I once sat with farmers at a long table during a Bizkaia winter, warming up with a flaming carajillo, trying to keep my wits in the steep, unforgiving drizzle of the Basque country. A grizzled sheepherder listened wordlessly to my proposals for action-research on how farmers practice food sovereignty, a call for the radical democratization of the food system. Suddenly, he slapped his hand on the table; "Stop studying the poor!" he bellowed, "Study the rich!"
His meaning was clear: "We farmers can take care of ourselves if you get the rich off our backs."
These days, everyone is concerned about income inequality and the mega-rich. Presidential candidates, voters across the political spectrum - even Hollywood and corporate billionaires are talking about it.
David Rieff's new book, The Reproach of Hunger: Food, Justice and Money in the Twenty-first Century adds to the conversation by offering a wide-ranging analysis of how the rich define "progress" and why their proposals to end hunger are based more on technological faith than science, and on hubris rather than empathy. This book takes on the heroic assumptions behind the calls for international economic development, and in doing so, skewers the sector's neoliberal champions from academia, science, industry--and big philanthropy.
My Basque farmer friends would certainly approve.
The Reproach of Hunger is a "millennial edition" to the many critical tomes about the failings of development--this time framed by climate change, high food prices, economic inequality and the social myopia of the uber-rich. Rieff denounces the idea that we can end hunger by spreading the North's technological bounty to the underdeveloped South. He challenges the premise that things are improving due to technology and development, and asks whether under current conditions ending hunger is even possible.
But Rieff doesn't limit his critique to the development industrial complex. He also takes progressives to task for proposing rights-based alternatives--like food sovereignty--that he considers unfeasible. In a world in which increasing economic inequality is systematically destroying democracy, Rieff is unconvinced that the food system can be transformed without a "radical transformation of the entire global political system." But since he doesn't think global systems change is possible, he doesn't believe that radical proposals are reasonable aspirations.
The Reproach of Hunger dismisses both the shallow optimism of the Right and the blind hope of the Left as denials of reality.
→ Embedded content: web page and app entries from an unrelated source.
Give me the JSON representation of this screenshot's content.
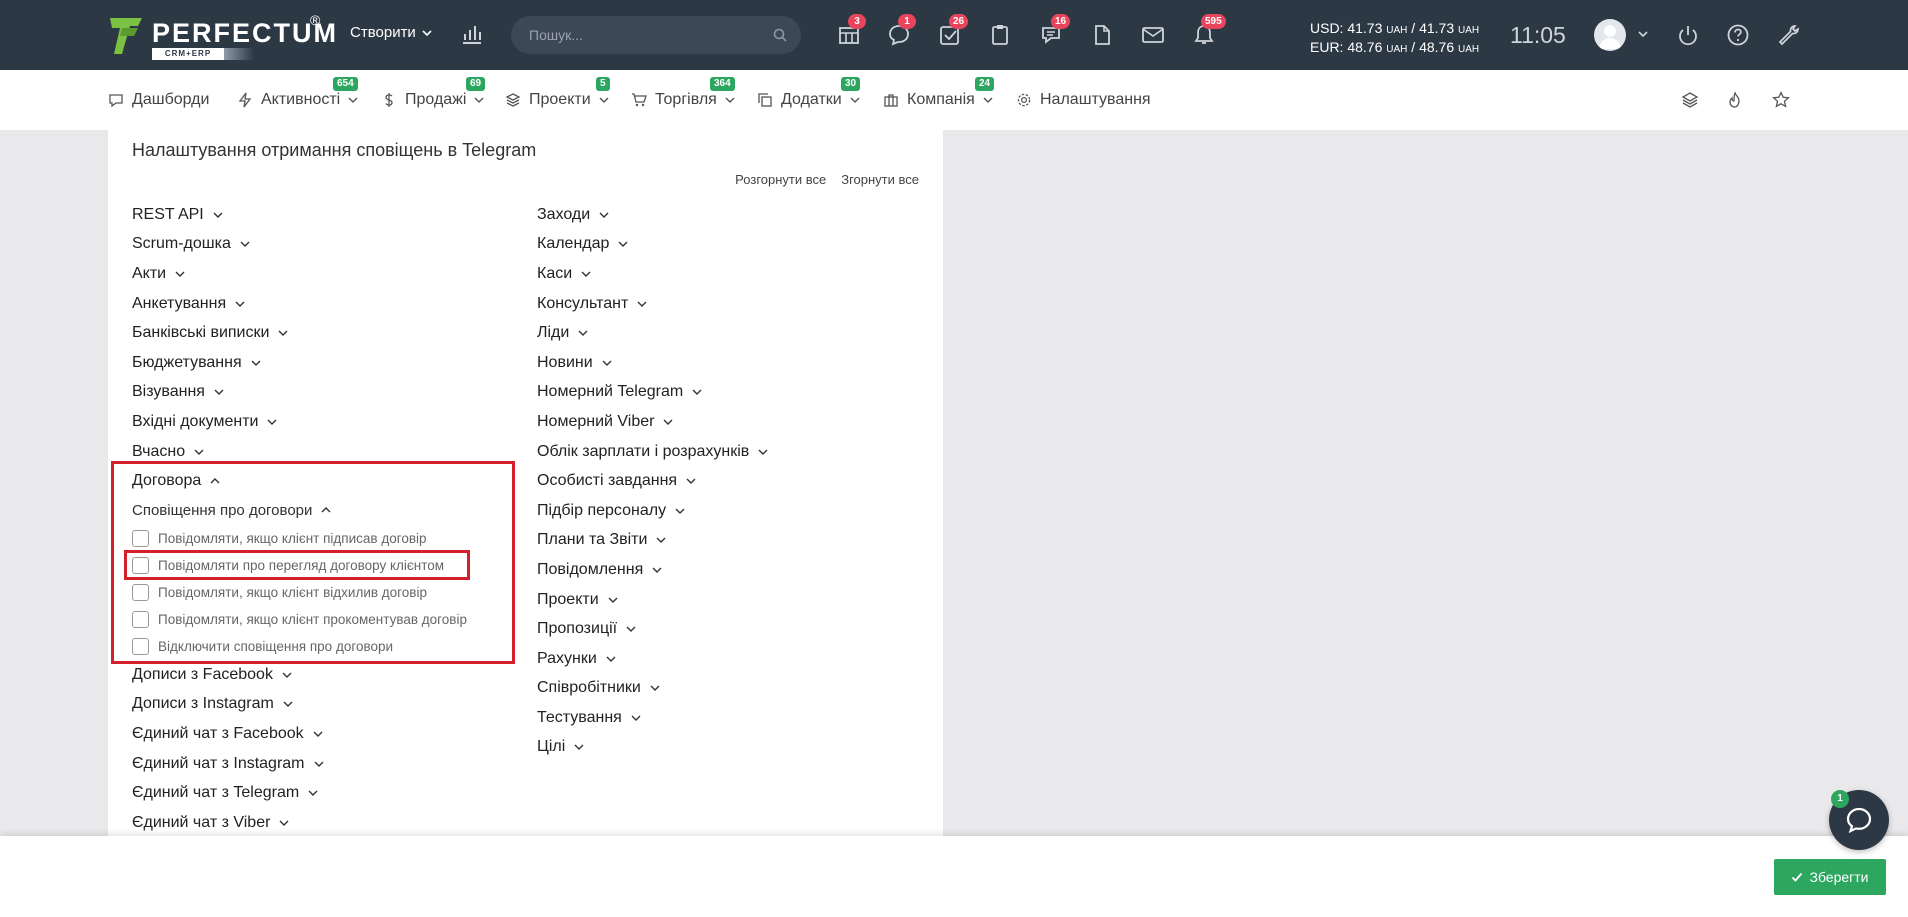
{
  "header": {
    "logo_text": "PERFECTUM",
    "logo_reg": "®",
    "logo_sub": "CRM+ERP",
    "create_label": "Створити",
    "search_placeholder": "Пошук...",
    "icon_badges": [
      {
        "icon": "tasks-board-icon",
        "count": "3"
      },
      {
        "icon": "chat-icon",
        "count": "1"
      },
      {
        "icon": "checklist-icon",
        "count": "26"
      },
      {
        "icon": "clipboard-icon",
        "count": ""
      },
      {
        "icon": "comments-icon",
        "count": "16"
      },
      {
        "icon": "document-icon",
        "count": ""
      },
      {
        "icon": "mail-icon",
        "count": ""
      },
      {
        "icon": "bell-icon",
        "count": "595"
      }
    ],
    "usd_label": "USD:",
    "usd_value": "41.73",
    "usd_value2": "41.73",
    "eur_label": "EUR:",
    "eur_value": "48.76",
    "eur_value2": "48.76",
    "currency_unit": "UAH",
    "clock": "11:05"
  },
  "nav": {
    "items": [
      {
        "label": "Дашборди",
        "badge": ""
      },
      {
        "label": "Активності",
        "badge": "654"
      },
      {
        "label": "Продажі",
        "badge": "69"
      },
      {
        "label": "Проекти",
        "badge": "5"
      },
      {
        "label": "Торгівля",
        "badge": "364"
      },
      {
        "label": "Додатки",
        "badge": "30"
      },
      {
        "label": "Компанія",
        "badge": "24"
      },
      {
        "label": "Налаштування",
        "badge": ""
      }
    ]
  },
  "panel": {
    "title": "Налаштування отримання сповіщень в Telegram",
    "expand_all": "Розгорнути все",
    "collapse_all": "Згорнути все",
    "left_before": [
      "REST API",
      "Scrum-дошка",
      "Акти",
      "Анкетування",
      "Банківські виписки",
      "Бюджетування",
      "Візування",
      "Вхідні документи",
      "Вчасно"
    ],
    "expanded_category": "Договора",
    "subcategory": "Сповіщення про договори",
    "options": [
      "Повідомляти, якщо клієнт підписав договір",
      "Повідомляти про перегляд договору клієнтом",
      "Повідомляти, якщо клієнт відхилив договір",
      "Повідомляти, якщо клієнт прокоментував договір",
      "Відключити сповіщення про договори"
    ],
    "left_after": [
      "Дописи з Facebook",
      "Дописи з Instagram",
      "Єдиний чат з Facebook",
      "Єдиний чат з Instagram",
      "Єдиний чат з Telegram",
      "Єдиний чат з Viber"
    ],
    "right": [
      "Заходи",
      "Календар",
      "Каси",
      "Консультант",
      "Ліди",
      "Новини",
      "Номерний Telegram",
      "Номерний Viber",
      "Облік зарплати і розрахунків",
      "Особисті завдання",
      "Підбір персоналу",
      "Плани та Звіти",
      "Повідомлення",
      "Проекти",
      "Пропозиції",
      "Рахунки",
      "Співробітники",
      "Тестування",
      "Цілі"
    ]
  },
  "footer": {
    "save_label": "Зберегти",
    "chat_badge": "1"
  },
  "colors": {
    "header_bg": "#2d3845",
    "accent_green": "#2da65f",
    "badge_red": "#e8455d",
    "highlight_red": "#d5202b"
  }
}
In the last paragraph of the book, Rieff says "I wish I had a better answer, but it seems to me the only feasible one is to be found in the strengthening of the state and in the promise and the burden of democratic politics" So now what? Rieff dismisses both neoliberal development and the radical social movements who are challenging our inequitable and unsustainable food system - all while suggesting that the only feasible answer is to strengthen government.
David Rieff, I'd like to invite you to reflect and to dream - in a politically practical way, of course.
Without re-establishing the public sphere pushed for by food sovereignty movements, the state's return will be dominated by the corporate monopolies currently holding our economy hostage. The struggle to reassert the public sphere is taking place at local, regional, and municipal levels in many forms, from food policy councils to land takeovers. Yes - the corporate odds are stacked against us. However, Bill Gates and his technocratic optimism for big development are fundamentally different from the call for food sovereignty. In the first case, optimism is a way of diverting attention from fundamental inequities in a system that condemns most of the world's farmers to abject misery and locks our civilization into a protracted climate disaster. In the second case, food sovereignty is a hopeful utopian vision of those for whom giving up hope is not an option.
Historically, capitalist systems tend to swing between periods of liberalization and reform. Reform is not inevitable, however, and requires powerful social movements to force changes upon the state. The question is not whether we can end hunger in the absence of systems change, but how the food movement might catalyze society to demand the transformational reforms upon which our collective future depends.